Many commentators consider single firm conduct to be the most complicated category of antitrust enforcement. What makes the area of exclusion particularly complicated is the fact that in most cases the conduct in question results in simultaneous economic benefits and exclusionary harms. One of the generally accepted goals of antitrust law is to encourage competition; the problem, however, is that successful competitive efforts and successful exclusionary efforts look the same when implemented and have the same results: the dominant firm expands its market share by reducing or eliminating the market share of competitors. The challenge is to develop a general rule capable of distinguishing between exclusionary conduct, which reduces overall welfare, and competitive conduct, which enhances it. The circuits are split on how to best resolve this challenge; therefore, the goal of this Comment is to determine a test that can be used by courts to distinguish between legitimate competition on the merits and exclusionary product redesign. In addition to functionality, this Comment seeks to provide a test that will also enhance efficiency, foster competition, and incentivize innovation—with the ultimate goal of devising a test that will promote fair results and continuous economic growth.

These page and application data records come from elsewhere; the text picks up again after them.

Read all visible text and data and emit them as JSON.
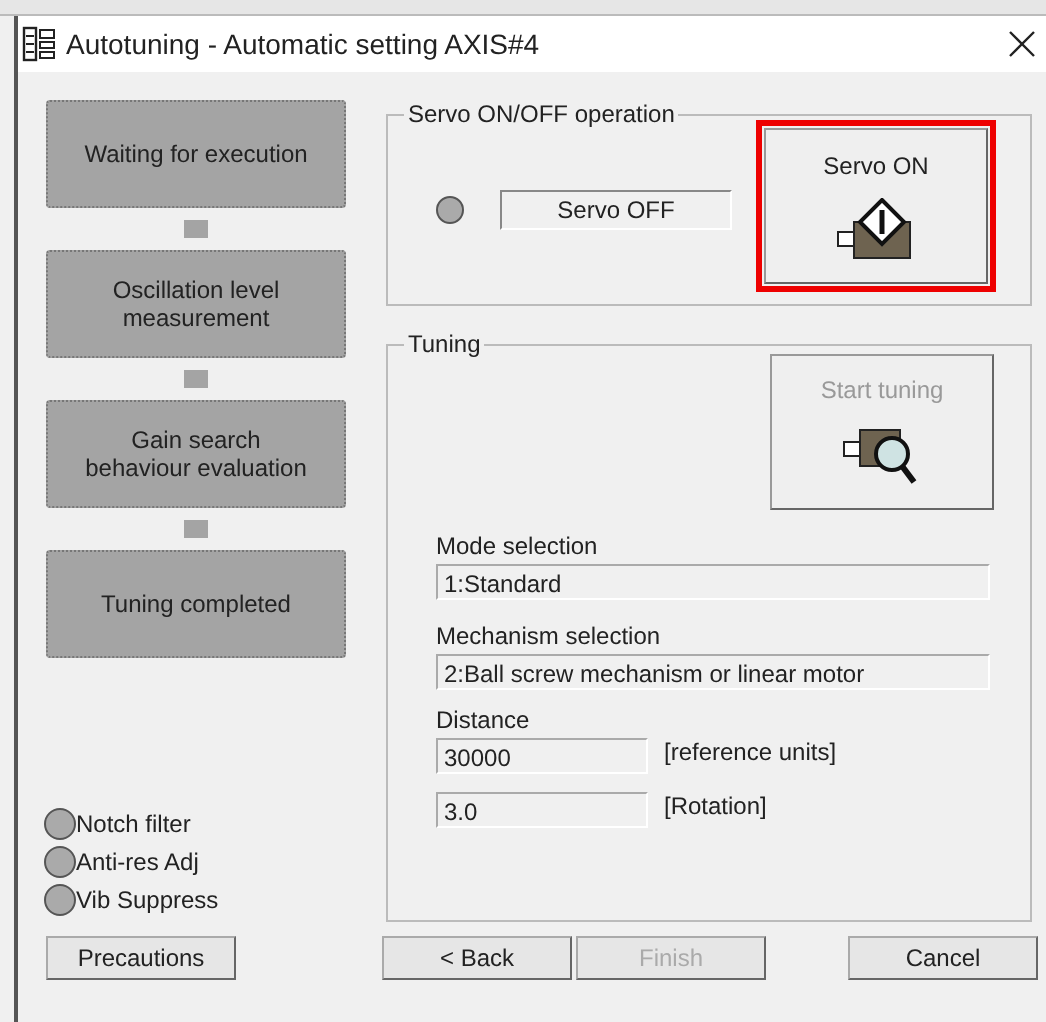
{
  "window": {
    "title": "Autotuning - Automatic setting AXIS#4"
  },
  "steps": [
    {
      "label": "Waiting for execution"
    },
    {
      "label": "Oscillation level measurement"
    },
    {
      "label": "Gain search behaviour evaluation"
    },
    {
      "label": "Tuning completed"
    }
  ],
  "indicators": [
    {
      "label": "Notch filter",
      "on": false
    },
    {
      "label": "Anti-res Adj",
      "on": false
    },
    {
      "label": "Vib Suppress",
      "on": false
    }
  ],
  "servo_group": {
    "title": "Servo ON/OFF operation",
    "lamp_on": false,
    "status": "Servo OFF",
    "button": {
      "label": "Servo ON",
      "highlighted": true,
      "disabled": false
    }
  },
  "tuning_group": {
    "title": "Tuning",
    "button": {
      "label": "Start tuning",
      "disabled": true
    },
    "fields": [
      {
        "label": "Mode selection",
        "value": "1:Standard"
      },
      {
        "label": "Mechanism selection",
        "value": "2:Ball screw mechanism or linear motor"
      }
    ],
    "distance": {
      "label": "Distance",
      "entries": [
        {
          "value": "30000",
          "unit": "[reference units]"
        },
        {
          "value": "3.0",
          "unit": "[Rotation]"
        }
      ]
    }
  },
  "buttons": [
    {
      "label": "Precautions",
      "disabled": false
    },
    {
      "label": "< Back",
      "disabled": false
    },
    {
      "label": "Finish",
      "disabled": true
    },
    {
      "label": "Cancel",
      "disabled": false
    }
  ]
}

This Comment first contends that economic growth, and not economic efficiency or consumer welfare, should be the ultimate goal of antitrust. This Comment further contends that reservations regarding the use of intent evidence in monopolization analyses are overstated, and the use of such evidence should be permitted when it is helpful and reliable. Finally, this Comment argues that the test implemented by the D.C. Circuit in United States v. Microsoft, Corp. is the test that all courts should apply going forward. Part II.A provides general background on United States antitrust enforcement including a brief summary of the Sherman Act and a discussion on the development of antitrust law since its enactment. Part II.B describes four different schools of antitrust thought including the Chicago and Post-Chicago Schools, theories based on economic growth and consumer protection, and also discusses theories on the proper role of intent evidence. Part II.C provides an analysis of the three most recent circuit court cases to address the issue of exclusionary product redesign: C.R. Bard, Inc., v. M3 Systems, Inc., United States v. Microsoft Corp., and Allied Orthopedic Appliances v. Tyco Health Care Group LP. Part III.A examines the various proposals concerning the ultimate goal of antitrust. Part III.B provides an answer regarding the proper role for intent evidence. Finally, Part III.C evaluates the three circuit court cases to determine which test courts should use going forward, given the answers provided by Part III.A and Part III.B.